This book brings together a collection of 16 essays that explore Jewish communities in North Africa, Turkey and Iraq. The discussions are located primarily in the 20th century but essays also examine the Jewish community in 16th-century Istanbul, and in early modern Morocco. Topics include traumatic departures of communities from countries of centuries-old Jewish residence, and relocations; pilgrimages to holy sites by Mizrahi Jews in Israel; resonances of Shabbetai Zevi in Turkey and Morocco; "otherness" and the nature of homeland; the Sephardi culinary heritage as realised in the cookbooks of Claudia Roden; sites of memory, such as Kuzguncuk in Turkey; and a controversial view of the exclusions and erasures that Arabized Jews have undergone. In this unique collection a major, but not exclusive, theme is that of the instability of memory, and the attempt to understand the interactions between memory and history as Jews recount their experiences of living in, and often leaving, their past homelands.

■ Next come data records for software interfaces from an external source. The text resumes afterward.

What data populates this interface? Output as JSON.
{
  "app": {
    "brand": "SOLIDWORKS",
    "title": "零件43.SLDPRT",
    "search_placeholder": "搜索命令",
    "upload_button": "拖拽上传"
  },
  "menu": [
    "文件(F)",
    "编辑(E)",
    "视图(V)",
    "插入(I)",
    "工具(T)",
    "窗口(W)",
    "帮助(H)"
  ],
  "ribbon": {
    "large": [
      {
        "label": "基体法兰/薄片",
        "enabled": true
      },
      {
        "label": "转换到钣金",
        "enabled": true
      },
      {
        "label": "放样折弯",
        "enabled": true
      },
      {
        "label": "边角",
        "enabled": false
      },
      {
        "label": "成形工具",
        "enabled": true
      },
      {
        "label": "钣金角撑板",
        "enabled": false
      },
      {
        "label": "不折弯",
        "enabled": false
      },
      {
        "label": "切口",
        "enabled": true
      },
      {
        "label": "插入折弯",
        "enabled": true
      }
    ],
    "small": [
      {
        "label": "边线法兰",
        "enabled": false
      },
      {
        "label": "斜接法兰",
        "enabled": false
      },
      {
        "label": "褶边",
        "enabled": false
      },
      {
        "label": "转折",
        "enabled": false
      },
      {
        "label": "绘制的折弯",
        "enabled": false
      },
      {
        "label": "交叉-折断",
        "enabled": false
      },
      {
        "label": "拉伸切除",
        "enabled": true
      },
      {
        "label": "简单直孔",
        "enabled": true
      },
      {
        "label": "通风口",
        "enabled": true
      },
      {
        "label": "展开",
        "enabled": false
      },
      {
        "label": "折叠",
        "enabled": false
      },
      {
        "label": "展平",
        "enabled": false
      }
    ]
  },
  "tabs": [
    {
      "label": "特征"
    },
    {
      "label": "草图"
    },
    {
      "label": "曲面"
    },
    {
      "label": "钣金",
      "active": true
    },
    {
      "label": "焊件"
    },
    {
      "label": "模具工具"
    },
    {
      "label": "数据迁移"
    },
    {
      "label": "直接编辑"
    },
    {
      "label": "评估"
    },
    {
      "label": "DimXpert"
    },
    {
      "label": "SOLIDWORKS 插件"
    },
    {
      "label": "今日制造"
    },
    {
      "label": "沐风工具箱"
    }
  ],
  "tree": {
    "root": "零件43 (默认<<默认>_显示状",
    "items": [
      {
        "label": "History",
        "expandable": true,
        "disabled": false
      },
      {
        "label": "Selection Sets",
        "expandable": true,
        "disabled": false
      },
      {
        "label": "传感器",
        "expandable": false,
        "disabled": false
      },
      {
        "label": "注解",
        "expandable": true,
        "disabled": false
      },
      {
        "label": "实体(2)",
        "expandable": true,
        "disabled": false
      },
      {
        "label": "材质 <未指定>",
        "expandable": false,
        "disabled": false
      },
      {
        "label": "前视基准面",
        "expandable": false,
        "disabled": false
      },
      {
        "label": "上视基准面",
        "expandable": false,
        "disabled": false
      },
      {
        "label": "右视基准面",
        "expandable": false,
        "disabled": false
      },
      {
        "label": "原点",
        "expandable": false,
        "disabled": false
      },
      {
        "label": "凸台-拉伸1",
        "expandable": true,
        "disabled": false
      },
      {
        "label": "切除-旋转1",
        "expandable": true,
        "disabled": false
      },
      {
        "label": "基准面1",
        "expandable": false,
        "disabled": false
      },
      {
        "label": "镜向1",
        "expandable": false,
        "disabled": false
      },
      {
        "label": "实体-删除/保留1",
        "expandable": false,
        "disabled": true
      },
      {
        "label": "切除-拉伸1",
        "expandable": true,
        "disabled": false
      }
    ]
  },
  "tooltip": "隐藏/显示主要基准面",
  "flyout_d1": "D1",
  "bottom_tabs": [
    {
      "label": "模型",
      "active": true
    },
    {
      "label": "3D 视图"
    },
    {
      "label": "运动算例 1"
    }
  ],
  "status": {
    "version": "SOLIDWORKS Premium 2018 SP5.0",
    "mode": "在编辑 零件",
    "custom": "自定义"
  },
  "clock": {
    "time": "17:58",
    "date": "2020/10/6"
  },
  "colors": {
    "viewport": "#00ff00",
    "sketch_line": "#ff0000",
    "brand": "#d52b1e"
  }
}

This book was originally published as a special issue of the Journal of Modern Jewish Studies.
Table of Contents
Preface Part 1: North Africa 1. Myth, History and Realpolitik: Morocco and its Jewish Community Samir Ben-Layashi and Bruce Maddy-Weitzman 2. The Contribution of World Jewish Organizations to the Establishment of Rights for Jews in Morocco (1956-1961) Yigal Bin-Nun 3. Double Trauma and Manifold Narratives: Jews’ and Muslims’ Representations of the Departure of Moroccan Jews in the 1950s and 1960s Emanuela Trevisan Semi 4. The Migrations of Moroccan Jews to Montreal: Memory, (Oral) History and Historical Narrative Yolande Cohen 5. Of Messiahs and Sultans: Shabbatai Zevi and Early Modernity in Morocco Emily Benichou Gottreich 6. Al-Bilad Al-Haqaniya? Otherness and Homeland in the Case of Djerban Jewry Nomi Stone 7. Remembering the Other: Postcolonial Perspectives on Relationships Between Jews and Muslims in French Algeria Claire Eldridge Part 2 : The Middle East 8. Kuzguncuk as a Village of Mutual Respect and Harmony: Myth or Reality? Erdem Güven 9. Who Needs Arab-Jewish Identity? Fragmented Consciousness, "Inessential Solidarity", and the "Coming Community" Reuven Snir 10. Claudia Roden’s and Joan Nathan’s Cookbooks Jo-Ann Berelowitz 11. Cortijo De Sevi as Lieu De Mémoire: The Past, Present and Future of Sabbatai Sevi’s House Cengiz Sisman 12. Captive Gazelles: Iraqi Jewry in Modern Times in Relation to Cultural Practices and Vernacular Housing Zohar Amar and Ephraim Nissan 13. Three German Travellers on Istanbul Jews Yaron Ben-Naeh and Giacomo Saban 14. Mizrahim and the Development of Sacred Space in the State of Israel, 1948-1968 Doron Bar 15. Arabic Journalism as a Vehicle for Enlightenment: Iraqi Jews in the Arabic Press During the Nineteenth and Twentieth Centuries Reuven Snir
Glenda Abramson is Professor of Hebrew and Jewish Studies at the University of Oxford, UK. Her publications include Modern Hebrew Drama, The Writing of Yehuda Amichai, Drama and Ideology in Modern Israel, Hebrew Writing of the First World War, Soldiers’ Tales and articles on modern Hebrew literature, Jewish culture and war writing.